BANGOR, Maine — Bangor police took three people into custody from a home at 27 Webster Ave. a little over an hour after a nearby Rite Aid was robbed Monday afternoon for the fourth time in six months.
Bangor police officers and members of Bangor’s special response team surrounded the house and evacuated nearby neighbors and residents at Bangor Efficiency Apartments at 513 Hammond St. before entering the home.
Two men and one woman were taken into custody, with one of the men later arrested. John D. Harmon, 27, of Dover-Foxcroft was charged with Class B felony robbery and transported to Penobscot County Jail.
“My neighbor knocked on my door and told me to look outside,” said Brandon McPhail, who lives in a first floor apartment at Bangor Efficiency. “There were members of the SWAT team out there with big guns, so I shut and locked my door.”
Police units and the special response team were dispatched to the north end of Webster Avenue and the apartment building about 70 minutes after a 4:52 p.m. robbery at the Rite Aid located at the corner of Union Street and Fourteenth Street.
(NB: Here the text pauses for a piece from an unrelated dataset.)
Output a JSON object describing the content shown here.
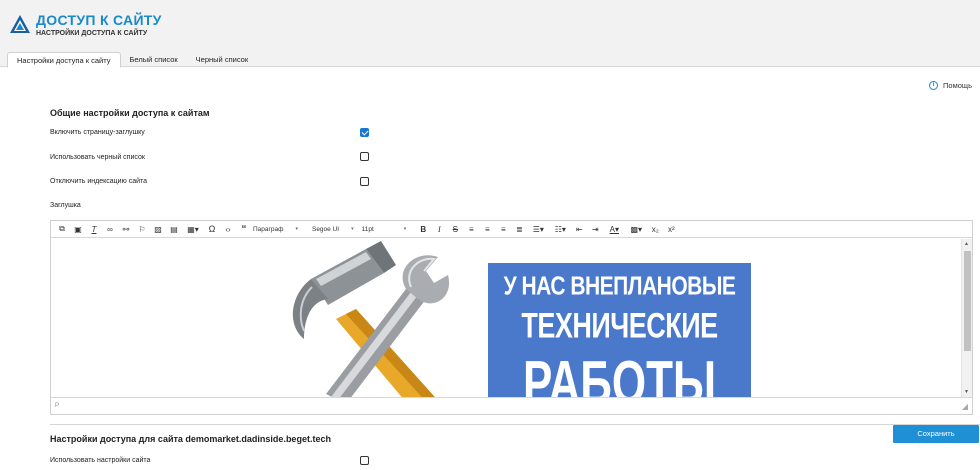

This was the fourth robbery to occur at this Rite Aid location in the last six months and the second in the last 10 days.
The heavily-armed police response came after a gray sedan reportedly used in the robbery was seen in the area of 513 Hammond St. Officers, some wearing camouflage fatigues and carrying machine guns, shut down the northern end of Webster and entered the house, taking three people into custody.
“I can tell you the action at Webster Avenue and 513 Hammond is connected to the robbery,” said Bangor police Sgt. Paul Edwards Monday evening. “We are currently interviewing people of interest.”
The as-yet unidentified man and woman were still in custody, but hadn’t been charged Monday night.
“I looked out and a guy was pointing at me and waving me out, so I came out and they told me to put my hands on my head and walk backwards toward them,” McPhail said. “They put me on the ground and put handcuffs on me until they got everyone out.”
Police left the apartment around 6:15 p.m. but were still at the Rite Aid, which remained closed for the rest of the evening.
Kim Tozier, a Lowell resident who works in Bangor, was in the Rite Aid when the robbery occurred.
“He just bolted out of the store and I heard them say to lock the doors. I could tell he had pills in his bag because they were shaking,” she said. “He was holding them over his head.”
Russell Street resident Glenice Fitzpatrick saw the male suspect run by her house in a rather unorthodox way.
“He was acting odd. He had a red knit cap on, had his hands up over his head, and was making weird noises, but wasn’t really saying anything,” she said.
Edwards said no one was hurt during the robbery.
“One suspect went into the store demanding drugs. No weapons were mentioned or displayed,” Edwards said.
A Levant resident who preferred not to give her name was also in the store during the robbery.
“I was just getting some grocery items, and I saw a guy running past me, which I thought was peculiar — with medications in his hand — and just as he approached the door, they yelled to lock the door,” she said. “He tried to go out the in door, but it was locked, so he had to go out the other side.”
The woman said she didn’t see the man from the front, but that he was about 6 feet tall, wearing a red cap, dark jacket, jeans and a bandana.
“I came in for some Halloween candy. I think I’ll get my candy at convenience stores now,” she said. “Actually, on my way here, I thought, ‘I’ll run in there real quick on my way home. I hope it doesn’t get robbed while I’m there,’ because it seems to be a common theme. I guess I jinxed myself.”
She’s not the only one feeling jinxed.
“The last time I was here, I needed some milk and soda, so I figured I’d stop at the Rite Aid and there were all these police officers lined up out here,” said Josiah Benjamin of Bangor, referring to the Sept. 29 robbery. “Today I saw not a lot of traffic and lots of police cars and said, ‘Here we go again.’”
Several customers who stopped in to either pick up prescriptions or make purchases immediately asked if the store had been robbed again when they saw the signs on the doors and the police cars outside.
Benjamin said he finds it more an annoyance than a worry, although he did admit feeling a bit more uneasy about being in pharmacies.
“I’m not going to single out this pharmacy. I think this is just bad luck that they got robbed twice in a very short period of time,” he said. “Now when I come into a pharmacy I wonder if I should watch the other customers.”
Regular customer Robert Wylie of Hermon had a slightly different take.
“It makes me think I should use the drive-through more often,” he said.